→ Your goal
Collect every line of the records below that contains the word "time".

Provided records Block Start

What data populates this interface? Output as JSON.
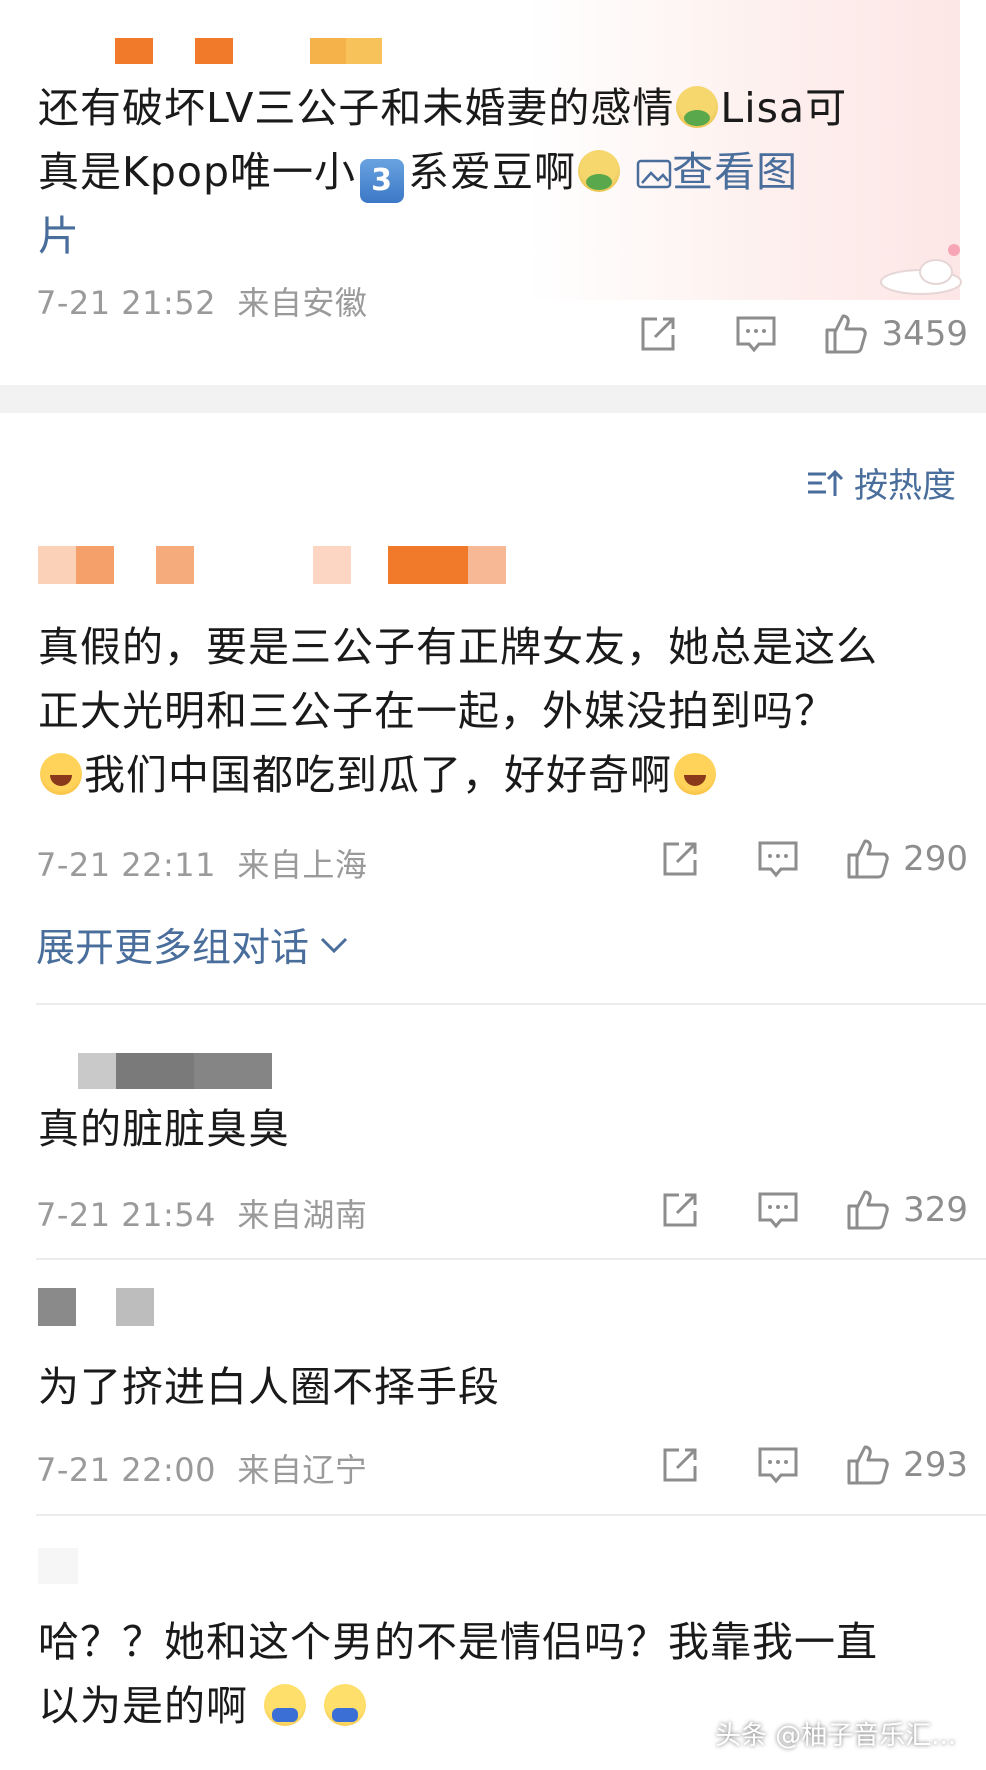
{
  "top_comment": {
    "text_line1": "还有破坏LV三公子和未婚妻的感情",
    "text_line1_tail": "Lisa可",
    "text_line2_a": "真是Kpop唯一小",
    "keycap": "3",
    "text_line2_b": "系爱豆啊",
    "view_image": "查看图",
    "view_image_tail": "片",
    "time": "7-21 21:52",
    "location": "来自安徽",
    "likes": "3459"
  },
  "sort_label": "按热度",
  "comments": [
    {
      "line1": "真假的，要是三公子有正牌女友，她总是这么",
      "line2": "正大光明和三公子在一起，外媒没拍到吗？",
      "line3": "我们中国都吃到瓜了，好好奇啊",
      "time": "7-21 22:11",
      "location": "来自上海",
      "likes": "290"
    },
    {
      "line1": "真的脏脏臭臭",
      "time": "7-21 21:54",
      "location": "来自湖南",
      "likes": "329"
    },
    {
      "line1": "为了挤进白人圈不择手段",
      "time": "7-21 22:00",
      "location": "来自辽宁",
      "likes": "293"
    },
    {
      "line1": "哈？？她和这个男的不是情侣吗？我靠我一直",
      "line2": "以为是的啊"
    }
  ],
  "expand_label": "展开更多组对话",
  "watermark": "头条 @柚子音乐汇...",
  "icons": {
    "share": "share-icon",
    "reply": "comment-icon",
    "like": "thumbs-up-icon",
    "sort": "sort-icon",
    "chevron": "chevron-down-icon",
    "image": "image-icon"
  },
  "colors": {
    "link": "#4a6e9c",
    "meta": "#9a9a9a",
    "separator": "#f2f2f2"
  }
}
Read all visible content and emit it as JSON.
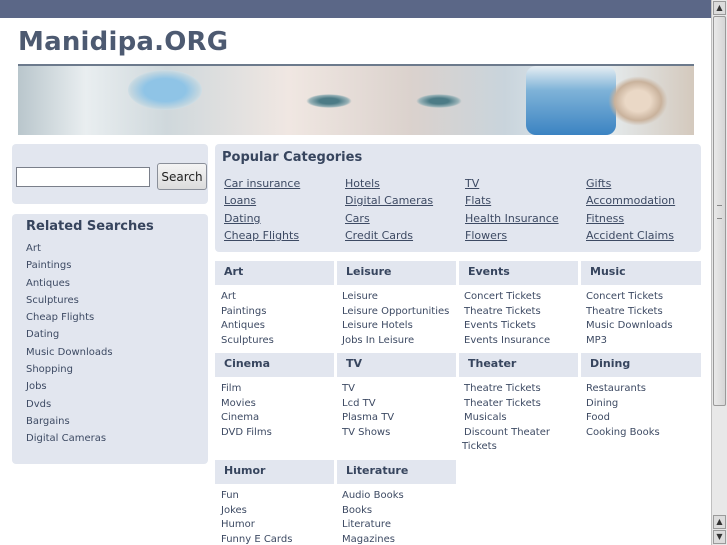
{
  "site": {
    "title": "Manidipa.ORG"
  },
  "search": {
    "value": "",
    "button_label": "Search"
  },
  "related": {
    "title": "Related Searches",
    "items": [
      "Art",
      "Paintings",
      "Antiques",
      "Sculptures",
      "Cheap Flights",
      "Dating",
      "Music Downloads",
      "Shopping",
      "Jobs",
      "Dvds",
      "Bargains",
      "Digital Cameras"
    ]
  },
  "popular": {
    "title": "Popular Categories",
    "items": [
      "Car insurance",
      "Hotels",
      "TV",
      "Gifts",
      "Loans",
      "Digital Cameras",
      "Flats",
      "Accommodation",
      "Dating",
      "Cars",
      "Health Insurance",
      "Fitness",
      "Cheap Flights",
      "Credit Cards",
      "Flowers",
      "Accident Claims"
    ]
  },
  "categories": [
    {
      "title": "Art",
      "links": [
        "Art",
        "Paintings",
        "Antiques",
        "Sculptures"
      ]
    },
    {
      "title": "Leisure",
      "links": [
        "Leisure",
        "Leisure Opportunities",
        "Leisure Hotels",
        "Jobs In Leisure"
      ]
    },
    {
      "title": "Events",
      "links": [
        "Concert Tickets",
        "Theatre Tickets",
        "Events Tickets",
        "Events Insurance"
      ]
    },
    {
      "title": "Music",
      "links": [
        "Concert Tickets",
        "Theatre Tickets",
        "Music Downloads",
        "MP3"
      ]
    },
    {
      "title": "Cinema",
      "links": [
        "Film",
        "Movies",
        "Cinema",
        "DVD Films"
      ]
    },
    {
      "title": "TV",
      "links": [
        "TV",
        "Lcd TV",
        "Plasma TV",
        "TV Shows"
      ]
    },
    {
      "title": "Theater",
      "links": [
        "Theatre Tickets",
        "Theater Tickets",
        "Musicals",
        "Discount Theater",
        "Tickets"
      ]
    },
    {
      "title": "Dining",
      "links": [
        "Restaurants",
        "Dining",
        "Food",
        "Cooking Books"
      ]
    },
    {
      "title": "Humor",
      "links": [
        "Fun",
        "Jokes",
        "Humor",
        "Funny E Cards"
      ]
    },
    {
      "title": "Literature",
      "links": [
        "Audio Books",
        "Books",
        "Literature",
        "Magazines"
      ]
    }
  ],
  "icons": {
    "scroll_up": "arrow-up-icon",
    "scroll_down": "arrow-down-icon"
  }
}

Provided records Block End

→ Your response
    "time": "7-21 21:52",
      "time": "7-21 22:11",
      "time": "7-21 21:54",
      "time": "7-21 22:00",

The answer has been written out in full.